Camera Maker Canon Camera Model Canon PowerShot G5
Aperture f/4 Color Space sRGB
Exposure Value 0 EV Exposure Time 1/160 sec
Flash No Flash Focal Length 11.1875 mm
Date/Time 2004:03:29 17:32:09 Copyright © 2004 Jason O. Watson. All rights reserved.
Orientation 1: Normal (0 deg) Resolution Unit Inch
X Resolution 72 dots per ResolutionUnit Y Resolution 72 dots per ResolutionUnit
Compression Jpeg Compression Exposure Mode 0

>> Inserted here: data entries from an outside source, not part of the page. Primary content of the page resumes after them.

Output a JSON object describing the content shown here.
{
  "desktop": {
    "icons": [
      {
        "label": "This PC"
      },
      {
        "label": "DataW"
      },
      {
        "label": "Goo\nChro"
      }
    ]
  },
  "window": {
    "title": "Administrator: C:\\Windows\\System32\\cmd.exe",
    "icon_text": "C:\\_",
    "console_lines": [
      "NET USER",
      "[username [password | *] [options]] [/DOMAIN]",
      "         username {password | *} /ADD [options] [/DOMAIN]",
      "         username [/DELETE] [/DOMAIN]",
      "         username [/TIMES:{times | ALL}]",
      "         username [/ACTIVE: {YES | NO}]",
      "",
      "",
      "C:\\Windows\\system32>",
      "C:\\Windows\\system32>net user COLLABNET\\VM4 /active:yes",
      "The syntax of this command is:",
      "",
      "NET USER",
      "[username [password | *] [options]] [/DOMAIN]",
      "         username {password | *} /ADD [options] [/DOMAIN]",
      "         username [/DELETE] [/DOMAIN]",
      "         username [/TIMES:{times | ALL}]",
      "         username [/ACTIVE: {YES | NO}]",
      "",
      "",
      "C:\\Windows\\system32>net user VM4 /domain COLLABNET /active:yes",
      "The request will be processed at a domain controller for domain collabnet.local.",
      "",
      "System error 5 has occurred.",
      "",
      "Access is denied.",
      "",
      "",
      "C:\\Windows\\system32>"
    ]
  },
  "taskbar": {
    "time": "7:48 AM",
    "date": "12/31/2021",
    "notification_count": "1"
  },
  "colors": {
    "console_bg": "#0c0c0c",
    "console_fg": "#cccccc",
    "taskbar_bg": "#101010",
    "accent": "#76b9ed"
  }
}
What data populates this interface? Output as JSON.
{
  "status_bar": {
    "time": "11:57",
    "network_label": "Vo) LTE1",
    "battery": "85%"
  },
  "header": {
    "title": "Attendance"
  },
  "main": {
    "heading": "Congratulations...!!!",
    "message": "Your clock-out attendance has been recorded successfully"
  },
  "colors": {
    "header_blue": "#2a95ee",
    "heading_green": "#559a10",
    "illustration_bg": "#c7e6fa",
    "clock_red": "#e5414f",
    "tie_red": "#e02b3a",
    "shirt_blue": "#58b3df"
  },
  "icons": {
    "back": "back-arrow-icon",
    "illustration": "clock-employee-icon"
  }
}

Keywords historic marker Ellerslie Virginia John Jett attraction display education historical marker Historical Site information landmark marker Place of Interest sign Tourist Destination Travel Destination attractive destination educating historic markers historic site info signage tourist attraction VA appealing history no people text tourism travel South attract historic nobody word daytime displays historical markers landmarks markers signs appeal color image educate historical outdoor vertical day destinations historic sites tourist attractions US colour image outside day time USA day-time U.S. words color images daylight outdoors U.S.A. verticals colour images Jason O. Watson / natural light outsides United States United States of America Rappahannock County sign with text Caption ELLERSLIE One-half mile southeast of this location is Ellerslie, which was built in 1814 by French Huguenot Col. John Jett and his wife Hannah Calvert for their son James Jett, Jr., on a 1,000-acre tract. In 1749, George Washington named Jett Strett in the town of Washington, Virginia for the family. In 1862, some of Union Maj. Gen. John Pope's forces occupied Ellerslie before the Second Battle of Manassas. After the Civil War, Ellerslie fell into disrepair and the property was divided. In 1926, its century-old English boxwoods were moved to the National Cathedral in Washington, D.C. to frace the Bishops Garden. Ellerslie was destroyed by fire in 1933. Department of Historic Resources, 1997